It’s a “business as usual” morning. His mom had called him three times before he finally fell out of the bed, exhausted from eight hours of sleep.
You know how it is with mamas. The first time she chirps, “It’s time to get up,” you grunt to give evidence that you’re alive and that you haven’t died from “sudden teenager night death syndrome.” But you don’t have to move yet so you sink back into oblivion. The first yell is kind of like the snooze button on the alarm clock.
The second time she yells, “Get up or you’re going to be late!” you can stay in the sack a little longer, but you need to be cautious. It’s a bit dangerous, depending on the mood she’s in that day.
When she screams the third time, you can stay in bed if you’ve got a death wish but it’s better to get up.

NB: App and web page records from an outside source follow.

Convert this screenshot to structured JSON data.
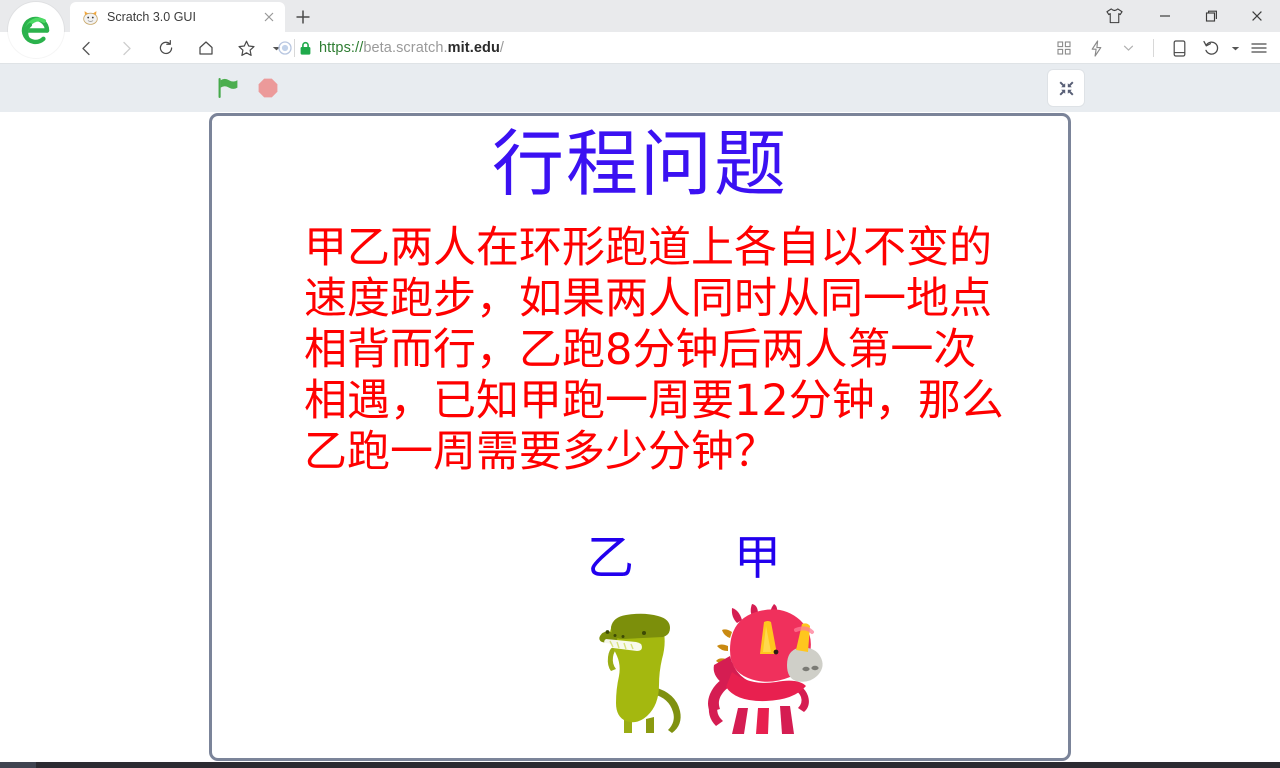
{
  "browser": {
    "logo_icon": "green-e-browser-logo",
    "tab": {
      "favicon": "scratch-cat-icon",
      "title": "Scratch 3.0 GUI",
      "close_icon": "close-icon"
    },
    "new_tab_icon": "plus-icon",
    "window_controls": {
      "tshirt_icon": "tshirt-skin-icon",
      "minimize_icon": "minimize-icon",
      "maximize_icon": "maximize-icon",
      "close_icon": "close-icon"
    },
    "nav": {
      "back_icon": "chevron-left-icon",
      "forward_icon": "chevron-right-icon",
      "reload_icon": "reload-icon",
      "home_icon": "home-icon",
      "bookmark_icon": "star-icon",
      "bookmark_dropdown_icon": "caret-down-icon"
    },
    "address": {
      "page_info_icon": "page-info-icon",
      "lock_icon": "lock-icon",
      "scheme": "https://",
      "subdomain": "beta.scratch.",
      "domain": "mit.edu",
      "path": "/",
      "full_url": "https://beta.scratch.mit.edu/"
    },
    "right_tools": {
      "qr_icon": "qr-code-icon",
      "speed_icon": "lightning-icon",
      "chevron_icon": "chevron-down-icon",
      "mobile_icon": "mobile-view-icon",
      "history_icon": "undo-history-icon",
      "history_caret_icon": "caret-down-icon",
      "menu_icon": "hamburger-menu-icon"
    }
  },
  "scratch_toolbar": {
    "green_flag_icon": "green-flag-icon",
    "stop_icon": "stop-sign-icon",
    "fullscreen_icon": "exit-fullscreen-icon"
  },
  "stage": {
    "title": "行程问题",
    "title_color": "#3b11f2",
    "body_color": "#ff0000",
    "body_lines": [
      "甲乙两人在环形跑道上各自以不变的",
      "速度跑步，如果两人同时从同一地点",
      "相背而行，乙跑8分钟后两人第一次",
      "相遇，已知甲跑一周要12分钟，那么",
      "乙跑一周需要多少分钟？"
    ],
    "sprites": [
      {
        "label": "乙",
        "label_color": "#2200ee",
        "icon": "green-dinosaur-sprite"
      },
      {
        "label": "甲",
        "label_color": "#2200ee",
        "icon": "red-dinosaur-sprite"
      }
    ]
  }
}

So our mumbling adolescent stumbles into the waking world. After a long shower and about twelve blasts of, “You better hurry up or you going to be late!” he finally comes alive. It’s time to put on his aftershave … after shaving off his four whiskers, of course.
“Axe! Ah, look out girls here I come!” He slaps on the cologne, thoroughly soaking all the skin-covered portions of his body, much as a steady three-day rain saturates the earth. The smell wafts out of the bathroom and sets off his mother who remembers that she hasn’t yelled in the last two minutes. “You better hurry or you’re going to be late!”
But he hasn’t finished. His hair! Ah, the masterwork is about to begin. The bathroom is littered with his tools—grease, hairspray, foam, gel, glue. Ah, maybe that’s not glue. After 30 minutes, and an increasingly frantic chorus of, “You better hurry or you’re going to be late,” repeated at 30-second intervals now, punctuated with blows on the bathroom door, our hero emerges from the inner sanctum to face the world.
Spikes protrude in odd directions from the top of his head. Actually those are hair spikes but it’s better not to touch them because they could make a hole in your hand, blowtorched into place as they are with three fourths of a can of hairspray, augmented by a bottle of hair gel and who knows what else?
Flies and mosquitoes stop in mid-flight, stunned by the shockwaves of cologne fragrance, then fall lifelessly to the earth.
He’s ready to attack the day. He spent 10 minutes on his math assignment last night and four hours on video games, television, chatrooms, etc. “Hey, you gotta have priorities. If you want to excel at something you’ve got to put your heart into it,” he thinks as he admires his appearance once more before dashing out the door with his mother’s cries ringing in his ears, “You better hurry or you’re going to be late!”
Fact is, if we want to do something well, really well, excellent even, we spend a lot of time and effort doing it. We discipline ourselves. We decide what we want to do and we spend our time doing it. Even if it’s the desire for good-looking hair, we put our heart into it, as least as long as our hair holds out.
A little question. Think about your life. What do you spend you time on? What cranks your engine?
David wanted to excel in knowing God.
“O God, you are my God, earnestly I seek you; my soul thirsts for you, my body longs for you, in a dry and weary land where there is no water.” (Ps. 63:1, NIV).
David excelled in desiring God’s Word.
“I was up before sunrise, crying for help, hoping for a word from you. I stayed awake all night, prayerfully pondering your promise.” (Ps. 119:147, 148, The Message)
“I desire to do your will, O my God; your law is within my heart. I proclaim righteousness in the great assembly; I do not seal my lips, as you know, O LORD.” (Ps. 40:8, 9, NIV)
Assembling with God’s people inspired David.
“When they said, ‘Let’s go to the house of God,’ my heart leaped for joy.” (Ps. 122:1)
Israel counted David as their greatest king and his heart, which aspired to be the best, was a key. I doubt if hair spikes or cologne were his thing. He gave everything to be excellent in knowing God and the things God called him to do.
Think about your life. What are you giving time to? What gets you excited? If you don’t like the answer, ask God to help you change.
“You know what the wolves call the sheep who strays away from the flock? Lunch!” (Bayless Conley)